A muffin top is anything but pretty. And once the kilos pile on around the midsection, it gets very difficult to get rid of them. But apart from the regular colas and junk food, there are other factors too that add to the extra belly fat. We help you identify some:
It has been identified as the cause for many lifestyle diseases plaguing the world right now. A survey in the US that spanned between 1988 and 2010 found that an inactive lifestyle led to significant weight gain and abdominal girth in men and women. It also makes you regain the belly fat even after losing weight. Do resistance and aerobic exercises to keep the bulge at bay.
While high-protein diets make you feel full and increase your metabolic rate, low-protein diets will make you gain belly fat over time. According to studies, people who consume high amounts of protein are less likely to have excess belly fat. In contrast, low protein intake increases secretion of the hunger hormone, Neuropeptide Y.
It’s common to gain belly fat during menopause. Post-menopause, the estrogen levels reduce significantly, causing visceral fat to be stored in the abdomen instead of the hips and thighs. The amount of weight gain, though, varies from one person to another.
Wrong gut bacteria
Gut health helps maintain a healthy immune system and avoid disease. An imbalance in gut bacteria—known as gut flora or microbiome—can increase the risk of diseases like type 2 diabetes, heart disease and cancer. Research suggests that an unhealthy balance of gut bacteria also promotes weight gain, including abdominal fat. Obese people have a higher number of Firmicutes bacteria in their system, which may increase the amount of calories absorbed from food.
There is a reason why you tend to eat more when stressed.
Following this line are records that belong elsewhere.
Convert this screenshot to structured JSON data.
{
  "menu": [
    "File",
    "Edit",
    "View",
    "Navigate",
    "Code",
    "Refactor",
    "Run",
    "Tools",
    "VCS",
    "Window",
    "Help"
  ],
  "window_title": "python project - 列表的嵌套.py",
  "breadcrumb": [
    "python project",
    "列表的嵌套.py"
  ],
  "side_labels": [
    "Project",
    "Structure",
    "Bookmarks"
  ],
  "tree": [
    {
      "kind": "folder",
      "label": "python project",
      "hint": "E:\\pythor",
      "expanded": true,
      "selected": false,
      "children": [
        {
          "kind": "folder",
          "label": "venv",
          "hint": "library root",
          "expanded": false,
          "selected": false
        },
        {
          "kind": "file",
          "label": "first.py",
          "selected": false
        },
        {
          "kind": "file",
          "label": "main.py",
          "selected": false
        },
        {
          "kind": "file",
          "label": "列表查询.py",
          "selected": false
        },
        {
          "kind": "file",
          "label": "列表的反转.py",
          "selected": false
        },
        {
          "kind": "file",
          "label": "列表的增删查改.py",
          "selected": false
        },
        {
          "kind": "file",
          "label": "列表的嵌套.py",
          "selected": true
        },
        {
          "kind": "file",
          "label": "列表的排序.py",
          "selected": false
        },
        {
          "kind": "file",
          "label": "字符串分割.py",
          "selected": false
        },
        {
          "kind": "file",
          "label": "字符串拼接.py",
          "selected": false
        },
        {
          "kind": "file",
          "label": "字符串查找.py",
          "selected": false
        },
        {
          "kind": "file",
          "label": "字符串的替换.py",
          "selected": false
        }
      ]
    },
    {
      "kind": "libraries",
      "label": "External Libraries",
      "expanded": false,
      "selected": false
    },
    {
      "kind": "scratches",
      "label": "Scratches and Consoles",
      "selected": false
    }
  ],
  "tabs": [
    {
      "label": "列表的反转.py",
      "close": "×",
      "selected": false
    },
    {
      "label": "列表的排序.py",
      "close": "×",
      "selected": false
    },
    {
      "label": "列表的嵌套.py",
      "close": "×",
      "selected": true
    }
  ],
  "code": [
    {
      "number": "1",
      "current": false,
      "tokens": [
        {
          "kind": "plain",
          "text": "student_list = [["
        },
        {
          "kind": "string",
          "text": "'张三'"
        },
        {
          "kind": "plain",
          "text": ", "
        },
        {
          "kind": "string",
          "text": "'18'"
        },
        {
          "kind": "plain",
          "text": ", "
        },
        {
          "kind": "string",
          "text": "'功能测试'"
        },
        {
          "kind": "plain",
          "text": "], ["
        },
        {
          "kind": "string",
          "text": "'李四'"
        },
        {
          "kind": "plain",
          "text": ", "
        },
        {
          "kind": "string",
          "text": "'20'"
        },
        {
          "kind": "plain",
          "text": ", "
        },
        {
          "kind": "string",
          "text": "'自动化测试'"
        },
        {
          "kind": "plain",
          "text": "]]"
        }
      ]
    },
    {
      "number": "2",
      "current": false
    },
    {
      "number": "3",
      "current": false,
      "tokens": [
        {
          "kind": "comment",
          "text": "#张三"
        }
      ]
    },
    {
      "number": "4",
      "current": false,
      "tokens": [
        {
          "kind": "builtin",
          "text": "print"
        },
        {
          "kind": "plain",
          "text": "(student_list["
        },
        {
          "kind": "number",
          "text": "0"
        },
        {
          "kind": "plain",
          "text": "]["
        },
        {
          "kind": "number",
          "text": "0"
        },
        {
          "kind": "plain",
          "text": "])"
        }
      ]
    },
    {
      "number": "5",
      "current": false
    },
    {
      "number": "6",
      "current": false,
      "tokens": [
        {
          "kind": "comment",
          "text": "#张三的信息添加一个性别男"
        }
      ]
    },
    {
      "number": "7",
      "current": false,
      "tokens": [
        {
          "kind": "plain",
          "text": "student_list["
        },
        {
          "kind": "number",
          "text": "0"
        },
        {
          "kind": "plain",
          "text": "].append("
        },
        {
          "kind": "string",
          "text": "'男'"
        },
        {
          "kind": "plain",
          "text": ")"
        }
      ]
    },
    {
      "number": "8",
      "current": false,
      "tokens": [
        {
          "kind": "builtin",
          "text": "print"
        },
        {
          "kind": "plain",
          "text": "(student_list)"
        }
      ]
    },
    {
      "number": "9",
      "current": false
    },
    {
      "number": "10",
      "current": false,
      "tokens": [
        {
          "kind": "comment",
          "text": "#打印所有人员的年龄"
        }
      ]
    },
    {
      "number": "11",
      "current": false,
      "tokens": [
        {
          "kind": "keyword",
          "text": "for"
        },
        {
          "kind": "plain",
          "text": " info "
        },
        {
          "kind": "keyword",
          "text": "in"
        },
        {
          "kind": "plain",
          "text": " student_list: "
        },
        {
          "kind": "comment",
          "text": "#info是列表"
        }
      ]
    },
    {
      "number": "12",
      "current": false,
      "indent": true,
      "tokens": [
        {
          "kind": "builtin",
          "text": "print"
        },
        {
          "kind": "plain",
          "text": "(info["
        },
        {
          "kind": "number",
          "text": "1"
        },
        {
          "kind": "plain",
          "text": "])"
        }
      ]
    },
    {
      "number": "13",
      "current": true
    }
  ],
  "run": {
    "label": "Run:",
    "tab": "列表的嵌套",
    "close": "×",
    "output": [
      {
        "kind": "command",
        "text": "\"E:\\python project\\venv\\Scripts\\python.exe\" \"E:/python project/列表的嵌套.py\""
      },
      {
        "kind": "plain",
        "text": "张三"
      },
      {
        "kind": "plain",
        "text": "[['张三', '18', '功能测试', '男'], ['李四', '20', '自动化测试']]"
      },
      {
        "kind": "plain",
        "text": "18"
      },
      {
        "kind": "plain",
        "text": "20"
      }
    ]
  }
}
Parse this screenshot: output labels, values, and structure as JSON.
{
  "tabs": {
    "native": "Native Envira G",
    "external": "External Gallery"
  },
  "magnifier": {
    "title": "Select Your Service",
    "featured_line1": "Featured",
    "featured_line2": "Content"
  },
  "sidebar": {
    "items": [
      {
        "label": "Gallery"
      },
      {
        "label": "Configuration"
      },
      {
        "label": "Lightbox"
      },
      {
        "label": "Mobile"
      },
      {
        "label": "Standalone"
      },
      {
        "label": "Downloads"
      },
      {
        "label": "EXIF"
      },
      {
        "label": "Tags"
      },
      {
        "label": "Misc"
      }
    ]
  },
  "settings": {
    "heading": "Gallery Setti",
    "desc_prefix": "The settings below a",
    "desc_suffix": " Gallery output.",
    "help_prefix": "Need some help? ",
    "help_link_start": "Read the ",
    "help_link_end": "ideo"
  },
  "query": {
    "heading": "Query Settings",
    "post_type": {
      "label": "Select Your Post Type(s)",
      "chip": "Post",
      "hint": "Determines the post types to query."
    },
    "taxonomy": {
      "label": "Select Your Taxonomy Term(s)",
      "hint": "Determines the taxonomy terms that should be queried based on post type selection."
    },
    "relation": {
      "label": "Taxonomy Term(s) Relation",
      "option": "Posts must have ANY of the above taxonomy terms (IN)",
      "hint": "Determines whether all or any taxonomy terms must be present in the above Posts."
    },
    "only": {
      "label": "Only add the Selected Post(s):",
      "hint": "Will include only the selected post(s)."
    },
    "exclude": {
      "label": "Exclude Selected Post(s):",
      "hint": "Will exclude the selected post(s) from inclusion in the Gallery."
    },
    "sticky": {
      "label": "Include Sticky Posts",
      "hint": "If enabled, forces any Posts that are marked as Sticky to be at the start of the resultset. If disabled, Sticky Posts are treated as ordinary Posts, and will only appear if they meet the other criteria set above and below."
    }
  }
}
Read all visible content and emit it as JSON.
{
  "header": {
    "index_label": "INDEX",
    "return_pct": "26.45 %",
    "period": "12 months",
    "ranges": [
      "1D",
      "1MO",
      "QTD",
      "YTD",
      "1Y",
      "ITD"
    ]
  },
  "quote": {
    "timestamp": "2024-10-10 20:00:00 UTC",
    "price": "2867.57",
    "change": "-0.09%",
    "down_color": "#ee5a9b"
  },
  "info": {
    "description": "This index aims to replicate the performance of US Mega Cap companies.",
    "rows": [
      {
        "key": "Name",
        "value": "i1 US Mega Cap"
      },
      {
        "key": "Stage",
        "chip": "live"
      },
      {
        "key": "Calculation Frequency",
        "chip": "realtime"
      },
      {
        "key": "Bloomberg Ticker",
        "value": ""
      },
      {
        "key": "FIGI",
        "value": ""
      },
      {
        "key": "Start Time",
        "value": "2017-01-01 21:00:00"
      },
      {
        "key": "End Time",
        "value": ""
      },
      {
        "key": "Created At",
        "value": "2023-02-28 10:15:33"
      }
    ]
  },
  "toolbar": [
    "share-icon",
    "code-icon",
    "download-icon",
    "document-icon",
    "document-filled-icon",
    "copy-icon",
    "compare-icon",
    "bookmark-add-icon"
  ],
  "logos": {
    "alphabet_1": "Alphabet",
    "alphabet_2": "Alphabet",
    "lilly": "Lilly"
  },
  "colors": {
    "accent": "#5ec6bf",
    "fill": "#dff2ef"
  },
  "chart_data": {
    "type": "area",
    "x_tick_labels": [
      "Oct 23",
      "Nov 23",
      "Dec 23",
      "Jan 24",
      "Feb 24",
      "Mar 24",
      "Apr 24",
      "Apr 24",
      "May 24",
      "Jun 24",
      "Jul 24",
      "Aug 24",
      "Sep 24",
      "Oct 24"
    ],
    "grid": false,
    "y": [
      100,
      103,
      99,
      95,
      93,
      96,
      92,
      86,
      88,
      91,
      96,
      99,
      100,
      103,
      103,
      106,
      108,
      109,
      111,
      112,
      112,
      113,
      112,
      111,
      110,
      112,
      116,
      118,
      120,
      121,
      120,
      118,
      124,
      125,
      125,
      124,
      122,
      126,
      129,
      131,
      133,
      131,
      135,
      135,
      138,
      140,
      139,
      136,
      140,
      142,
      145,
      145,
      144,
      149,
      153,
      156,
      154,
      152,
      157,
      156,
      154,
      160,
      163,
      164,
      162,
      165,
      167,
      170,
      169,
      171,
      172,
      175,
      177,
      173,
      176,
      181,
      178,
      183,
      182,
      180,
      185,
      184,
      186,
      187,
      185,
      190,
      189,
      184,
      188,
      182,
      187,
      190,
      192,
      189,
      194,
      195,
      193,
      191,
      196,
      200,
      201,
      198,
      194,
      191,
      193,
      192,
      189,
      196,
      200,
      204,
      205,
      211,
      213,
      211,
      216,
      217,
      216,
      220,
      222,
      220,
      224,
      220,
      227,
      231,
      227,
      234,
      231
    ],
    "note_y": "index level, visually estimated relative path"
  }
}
A spike in the stress hormone, Cortisol, leads to hunger craving, which in turn leads to weight gain But instead of the excess calories being stored as fat all over the body, Cortisol promotes fat storage in the belly.